climate change,economic growth,economy,gdp,gdp growth,limits to growth
economic growth,economy,gdp,gdp growth,limits to growth,overshoot,sustainability
I’d like to thank New York Times’ senior economics correspondent Neil Irwin for acknowledging a few days ago that:
We’re in a Low-Growth World. How Did We Get Here?
Yes, we are in a low-growth world. That’s because we are in a post-growth world! Unfortunately, I don’t think Irwin gets that, as he went on to characterize history-making slow growth rates as a problem to be solved,
economic growth,economy,gdp,gdp growth,limits to growth,overshoot,politics,population growth,sustainability
Warren Buffett makes the Wall of Shame today for – apparently – failing to understand limits to growth. One would hope such a smart and successful businessperson would be aware that the wealth “creation” of the last 80 years has come at a very heavy price on our ecosystems and natural resources, and cannot possibly continue.

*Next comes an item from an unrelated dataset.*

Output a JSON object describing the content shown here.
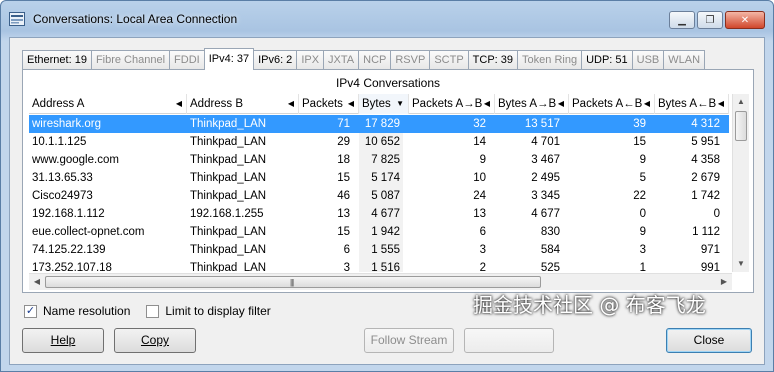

climate change,economic growth,economy,limits to growth,resilience,sustainability
It pains me to admit it, but Nelson Lebo III hit the nail on the head with this essay published at The Automatic Earth:
Climate, Energy, Economy: Pick Two
I share this on the Wall of Fame today as an example of enlightened writing about growth-related issues. Lebo forces us to come to terms with something people like me are working every day to prevent: collapse.
I want to give Bryce Covert some applause for pointing out what I’ve long believed but never see mentioned: Presidents do not have much power over the economy. In Ask Not What the President Can Do for the Economy, published in the New York Times this month, Covert points out why promises of candidates to grow the economy are pretty much nonsense.
“THIS year’s presidential candidates, like all candidates before them, have talked endlessly about what they’ll do to boost the economy if they make it to the White House.”
You know the drill, as James Carville famously said during Bill Clinton’s campaign for reelection, “it’s the economy, stupid.” It turns out we are a bit stupid to believe the President (or ANY elected official, in my view) really has much power to influence how “robust” our economy is.